**Source data**.
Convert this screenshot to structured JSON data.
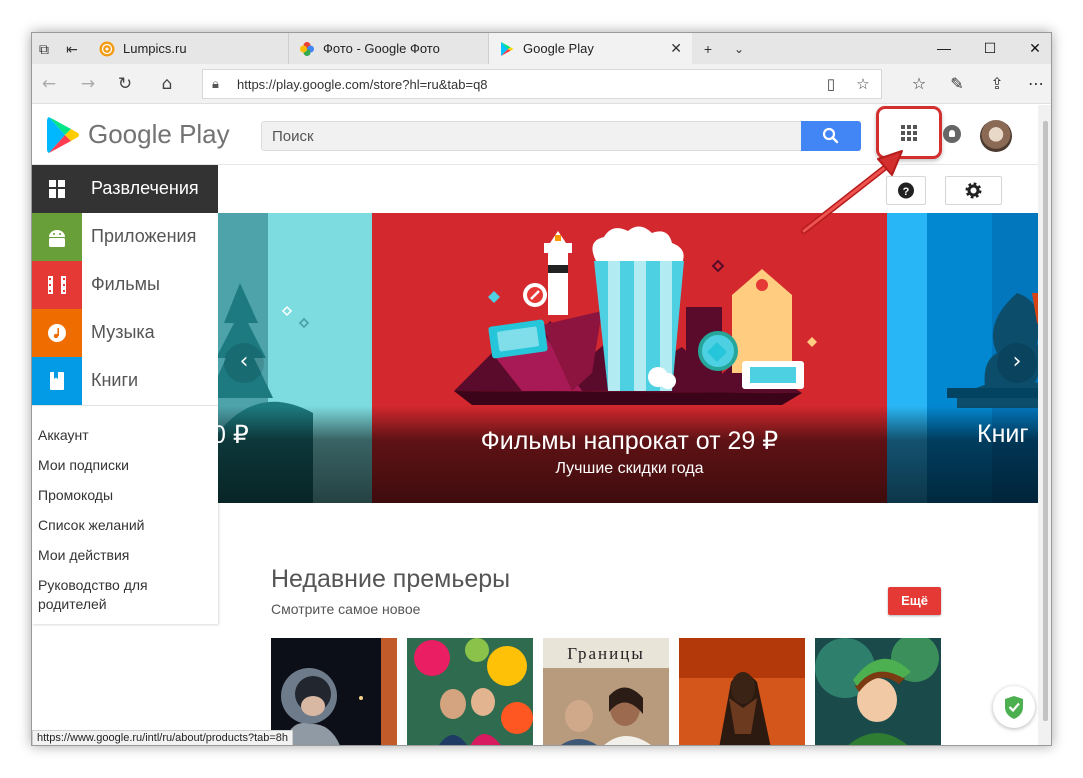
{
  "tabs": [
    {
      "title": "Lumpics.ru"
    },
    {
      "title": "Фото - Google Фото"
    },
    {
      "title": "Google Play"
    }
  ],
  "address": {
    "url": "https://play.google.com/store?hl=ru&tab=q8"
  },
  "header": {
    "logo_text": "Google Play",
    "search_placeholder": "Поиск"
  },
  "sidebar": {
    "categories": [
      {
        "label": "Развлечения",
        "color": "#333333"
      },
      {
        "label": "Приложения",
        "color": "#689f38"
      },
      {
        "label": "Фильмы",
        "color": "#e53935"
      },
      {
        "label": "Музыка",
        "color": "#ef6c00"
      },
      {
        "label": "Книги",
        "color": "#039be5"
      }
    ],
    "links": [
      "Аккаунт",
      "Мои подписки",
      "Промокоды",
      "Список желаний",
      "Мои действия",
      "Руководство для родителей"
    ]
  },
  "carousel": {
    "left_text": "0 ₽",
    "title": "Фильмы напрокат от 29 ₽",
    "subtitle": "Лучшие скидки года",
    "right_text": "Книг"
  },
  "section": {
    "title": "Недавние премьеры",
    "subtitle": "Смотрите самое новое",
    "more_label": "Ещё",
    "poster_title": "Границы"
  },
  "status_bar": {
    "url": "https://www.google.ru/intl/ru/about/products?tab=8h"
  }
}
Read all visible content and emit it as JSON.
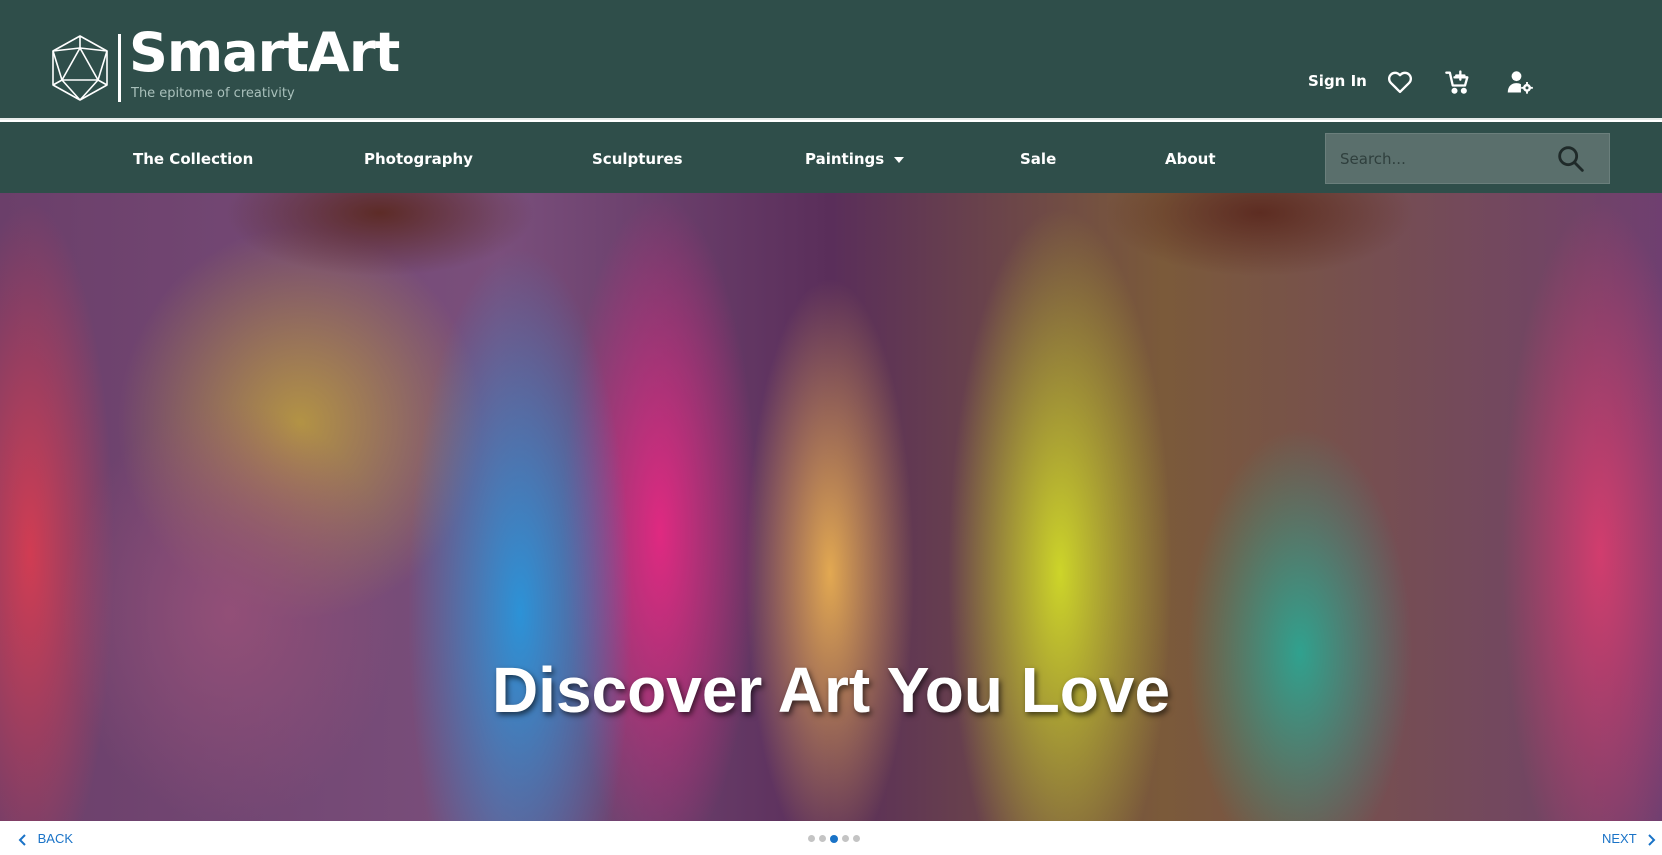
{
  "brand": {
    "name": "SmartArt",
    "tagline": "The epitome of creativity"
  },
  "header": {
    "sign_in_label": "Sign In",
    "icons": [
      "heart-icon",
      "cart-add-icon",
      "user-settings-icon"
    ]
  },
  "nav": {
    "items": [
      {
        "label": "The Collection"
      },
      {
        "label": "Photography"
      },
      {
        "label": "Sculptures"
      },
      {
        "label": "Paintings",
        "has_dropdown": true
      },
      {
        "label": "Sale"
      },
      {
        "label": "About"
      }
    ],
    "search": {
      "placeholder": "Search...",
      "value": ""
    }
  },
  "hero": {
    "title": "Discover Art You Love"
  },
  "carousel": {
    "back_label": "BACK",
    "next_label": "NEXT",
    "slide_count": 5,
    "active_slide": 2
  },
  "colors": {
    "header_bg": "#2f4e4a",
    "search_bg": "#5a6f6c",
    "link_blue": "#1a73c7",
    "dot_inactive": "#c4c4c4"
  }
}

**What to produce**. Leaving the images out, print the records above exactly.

**Answer for the task**.
Convert this screenshot to structured JSON data.
{
  "tabs": [
    {
      "title": "Lumpics.ru"
    },
    {
      "title": "Фото - Google Фото"
    },
    {
      "title": "Google Play"
    }
  ],
  "address": {
    "url": "https://play.google.com/store?hl=ru&tab=q8"
  },
  "header": {
    "logo_text": "Google Play",
    "search_placeholder": "Поиск"
  },
  "sidebar": {
    "categories": [
      {
        "label": "Развлечения",
        "color": "#333333"
      },
      {
        "label": "Приложения",
        "color": "#689f38"
      },
      {
        "label": "Фильмы",
        "color": "#e53935"
      },
      {
        "label": "Музыка",
        "color": "#ef6c00"
      },
      {
        "label": "Книги",
        "color": "#039be5"
      }
    ],
    "links": [
      "Аккаунт",
      "Мои подписки",
      "Промокоды",
      "Список желаний",
      "Мои действия",
      "Руководство для родителей"
    ]
  },
  "carousel": {
    "left_text": "0 ₽",
    "title": "Фильмы напрокат от 29 ₽",
    "subtitle": "Лучшие скидки года",
    "right_text": "Книг"
  },
  "section": {
    "title": "Недавние премьеры",
    "subtitle": "Смотрите самое новое",
    "more_label": "Ещё",
    "poster_title": "Границы"
  },
  "status_bar": {
    "url": "https://www.google.ru/intl/ru/about/products?tab=8h"
  }
}
Read all visible content and emit it as JSON.
{
  "brand": {
    "name": "SmartArt",
    "tagline": "The epitome of creativity"
  },
  "header": {
    "sign_in_label": "Sign In",
    "icons": [
      "heart-icon",
      "cart-add-icon",
      "user-settings-icon"
    ]
  },
  "nav": {
    "items": [
      {
        "label": "The Collection"
      },
      {
        "label": "Photography"
      },
      {
        "label": "Sculptures"
      },
      {
        "label": "Paintings",
        "has_dropdown": true
      },
      {
        "label": "Sale"
      },
      {
        "label": "About"
      }
    ],
    "search": {
      "placeholder": "Search...",
      "value": ""
    }
  },
  "hero": {
    "title": "Discover Art You Love"
  },
  "carousel": {
    "back_label": "BACK",
    "next_label": "NEXT",
    "slide_count": 5,
    "active_slide": 2
  },
  "colors": {
    "header_bg": "#2f4e4a",
    "search_bg": "#5a6f6c",
    "link_blue": "#1a73c7",
    "dot_inactive": "#c4c4c4"
  }
}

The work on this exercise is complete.